A: Running a statewide campaign is a huge undertaking. But my approach is the same - work as hard as I can and meet as many people as I can to get my message out.
The biggest difference is the amount of money you have to raise. Our campaign is on track to have the money we need to compete and win.

Q: You have been running campaign advertisements on several major blogs. Have these been effective? Do you see blogs as a major force in future elections? Must a campaign have an "internet strategy" to be successful? Do you believe blogs should be regulated similar to political action groups as has been proposed by the FEC?

A: Our blog ads have been surprisingly effective. We've raised money from 22 states since we started our online advertising effort.

The internet is an integral part of a campaign. A candidate can no longer just have a "brochure" website that simply has nice pictures and a few words. The internet can be used for voter outreach, fundraising, field work, and so much more.

The FEC should NOT be regulating blog content similar to political action groups. Bloggers are like modern-day pamphleteers. They cover the stories the mainstream media sometimes misses. And blog coverage is often more in-depth. It's refreshing to read the news in that format - a format that allows for feedback and for open exchange of ideas. That's what free speech in America is all about.

Q: What is the secret of your success as a popular Democratic State Senator from a primarily Republican district?

A: I'm a straight shooter. When I tell you my position, that's my position. I don't sugar-coat and I don't avoid tough questions.

There isn't any secret to my success. It's all about hard work. I'm a wife, a mother, and a registered nurse. I raised three children while running a small business. I've worked the night shift and I've punched a time clock. I know what it means to work for everything you have. That's the attitude I bring to my work in public office, and that's the attitude I'll bring to the U.S. Senate.

Q: How can progressive candidates appeal to independent and moderate conservative voters? What is your advice to other Democrats in the South seeking statewide or national office?

A: I find voters respond favorably to someone who shoots straight. I've gained a lot of support from people who identify themselves as either to the left or to the right of me. They tell me they support me because they know where I stand and my position doesn't change with the political winds.
Her comments about internet advertising and organizing are interesting. Candidates saw the power of the internet as a grassroots organizing and fundraising vehicle in the last election. Smart politicians have figured out that the internet, and now blogs, are increasingly effective tools.

Sen. Kurita believes that hard work, getting out your message, and being direct and consistent are important for Democrats seeking office in the South. I'm just guessing, but it's likely that being a fiscal conservative helps, too, and an NRA endorsement probably doesn't hurt.

The Democratic primary will be interesting to watch.
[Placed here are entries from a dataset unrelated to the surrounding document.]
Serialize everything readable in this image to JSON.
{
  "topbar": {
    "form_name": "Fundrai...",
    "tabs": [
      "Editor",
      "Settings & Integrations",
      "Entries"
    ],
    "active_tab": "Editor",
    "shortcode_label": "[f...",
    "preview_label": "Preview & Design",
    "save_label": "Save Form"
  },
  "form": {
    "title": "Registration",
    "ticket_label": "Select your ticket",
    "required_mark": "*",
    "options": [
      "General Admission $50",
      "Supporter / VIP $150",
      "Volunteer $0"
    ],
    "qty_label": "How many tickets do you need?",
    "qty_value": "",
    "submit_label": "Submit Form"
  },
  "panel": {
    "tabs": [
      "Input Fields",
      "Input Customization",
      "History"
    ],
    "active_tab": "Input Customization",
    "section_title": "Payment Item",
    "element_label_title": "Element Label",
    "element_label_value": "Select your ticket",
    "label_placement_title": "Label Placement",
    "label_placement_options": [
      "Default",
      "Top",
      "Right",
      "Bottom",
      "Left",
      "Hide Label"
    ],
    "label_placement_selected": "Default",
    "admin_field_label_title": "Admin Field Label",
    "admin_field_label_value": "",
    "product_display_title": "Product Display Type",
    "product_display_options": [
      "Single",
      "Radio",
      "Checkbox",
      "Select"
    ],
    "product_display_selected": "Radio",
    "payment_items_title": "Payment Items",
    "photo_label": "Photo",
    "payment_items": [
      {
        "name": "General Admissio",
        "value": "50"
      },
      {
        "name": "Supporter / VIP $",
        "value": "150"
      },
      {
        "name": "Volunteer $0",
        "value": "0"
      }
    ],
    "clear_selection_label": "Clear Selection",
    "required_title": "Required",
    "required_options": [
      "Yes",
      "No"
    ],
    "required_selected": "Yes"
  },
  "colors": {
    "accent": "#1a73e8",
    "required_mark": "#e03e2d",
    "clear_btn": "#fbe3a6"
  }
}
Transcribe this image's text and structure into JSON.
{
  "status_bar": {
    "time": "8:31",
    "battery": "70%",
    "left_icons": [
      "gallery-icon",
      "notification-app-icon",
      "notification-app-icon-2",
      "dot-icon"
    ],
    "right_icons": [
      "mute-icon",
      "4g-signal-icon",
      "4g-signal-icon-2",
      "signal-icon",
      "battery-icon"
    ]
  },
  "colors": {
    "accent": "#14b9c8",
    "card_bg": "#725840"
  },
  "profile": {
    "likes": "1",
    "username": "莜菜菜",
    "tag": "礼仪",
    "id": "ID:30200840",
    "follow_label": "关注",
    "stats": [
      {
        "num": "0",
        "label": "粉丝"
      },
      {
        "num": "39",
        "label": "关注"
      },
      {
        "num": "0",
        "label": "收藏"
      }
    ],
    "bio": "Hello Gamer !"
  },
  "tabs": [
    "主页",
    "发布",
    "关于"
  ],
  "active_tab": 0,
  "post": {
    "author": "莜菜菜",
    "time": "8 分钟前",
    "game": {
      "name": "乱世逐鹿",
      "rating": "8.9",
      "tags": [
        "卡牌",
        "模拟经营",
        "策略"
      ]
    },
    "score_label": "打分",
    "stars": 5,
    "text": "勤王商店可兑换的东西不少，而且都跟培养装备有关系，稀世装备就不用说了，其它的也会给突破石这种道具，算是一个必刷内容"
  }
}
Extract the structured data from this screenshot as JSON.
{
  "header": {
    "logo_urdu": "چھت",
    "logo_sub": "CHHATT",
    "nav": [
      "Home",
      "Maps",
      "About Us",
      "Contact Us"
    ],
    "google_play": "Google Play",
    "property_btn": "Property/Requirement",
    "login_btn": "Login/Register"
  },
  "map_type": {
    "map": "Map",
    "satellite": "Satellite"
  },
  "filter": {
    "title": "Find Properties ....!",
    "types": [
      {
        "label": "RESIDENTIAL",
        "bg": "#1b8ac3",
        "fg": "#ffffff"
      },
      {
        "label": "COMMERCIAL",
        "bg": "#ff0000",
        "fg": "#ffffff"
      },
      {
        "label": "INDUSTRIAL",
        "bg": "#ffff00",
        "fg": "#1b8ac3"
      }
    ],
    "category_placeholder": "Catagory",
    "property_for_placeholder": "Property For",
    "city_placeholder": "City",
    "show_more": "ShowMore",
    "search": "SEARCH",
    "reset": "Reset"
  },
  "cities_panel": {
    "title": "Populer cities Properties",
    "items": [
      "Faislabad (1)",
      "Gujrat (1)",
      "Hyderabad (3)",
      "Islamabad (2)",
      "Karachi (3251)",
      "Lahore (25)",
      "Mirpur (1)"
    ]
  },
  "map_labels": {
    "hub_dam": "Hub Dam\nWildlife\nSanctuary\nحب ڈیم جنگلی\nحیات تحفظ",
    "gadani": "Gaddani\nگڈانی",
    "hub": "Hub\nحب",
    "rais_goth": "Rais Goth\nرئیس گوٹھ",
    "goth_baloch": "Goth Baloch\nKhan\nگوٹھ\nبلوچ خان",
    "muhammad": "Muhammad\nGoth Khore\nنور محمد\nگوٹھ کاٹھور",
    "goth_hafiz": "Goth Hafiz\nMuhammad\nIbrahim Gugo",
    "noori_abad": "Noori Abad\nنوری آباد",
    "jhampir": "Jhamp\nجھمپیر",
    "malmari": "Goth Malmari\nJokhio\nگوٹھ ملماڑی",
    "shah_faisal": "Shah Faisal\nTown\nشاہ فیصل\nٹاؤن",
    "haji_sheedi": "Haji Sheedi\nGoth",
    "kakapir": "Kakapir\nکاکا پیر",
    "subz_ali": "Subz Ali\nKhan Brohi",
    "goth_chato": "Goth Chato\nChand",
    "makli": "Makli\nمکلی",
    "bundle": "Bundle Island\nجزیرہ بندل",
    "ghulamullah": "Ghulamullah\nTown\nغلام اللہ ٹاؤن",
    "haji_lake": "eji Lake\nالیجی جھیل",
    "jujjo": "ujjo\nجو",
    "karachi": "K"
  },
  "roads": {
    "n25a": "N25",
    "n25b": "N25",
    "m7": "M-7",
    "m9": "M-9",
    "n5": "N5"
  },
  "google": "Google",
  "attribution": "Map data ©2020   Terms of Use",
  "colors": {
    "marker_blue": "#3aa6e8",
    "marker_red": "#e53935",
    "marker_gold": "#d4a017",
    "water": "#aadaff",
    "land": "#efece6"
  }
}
Will Tennessee Democrats favor a more "liberal" candidate such as Harold Ford Jr. or a more "moderate" candidate such as Kurita? Although neither of those labels really means much in a state where "liberal" would be considered slightly right of center in a Blue State.

Either way, the general election will be a good test to see if Democrats are able to leverage growing dissatisfaction among moderates and even some conservatives with "business as usual" in Washington to claim a Senate seat for the "D"s.

OK, then.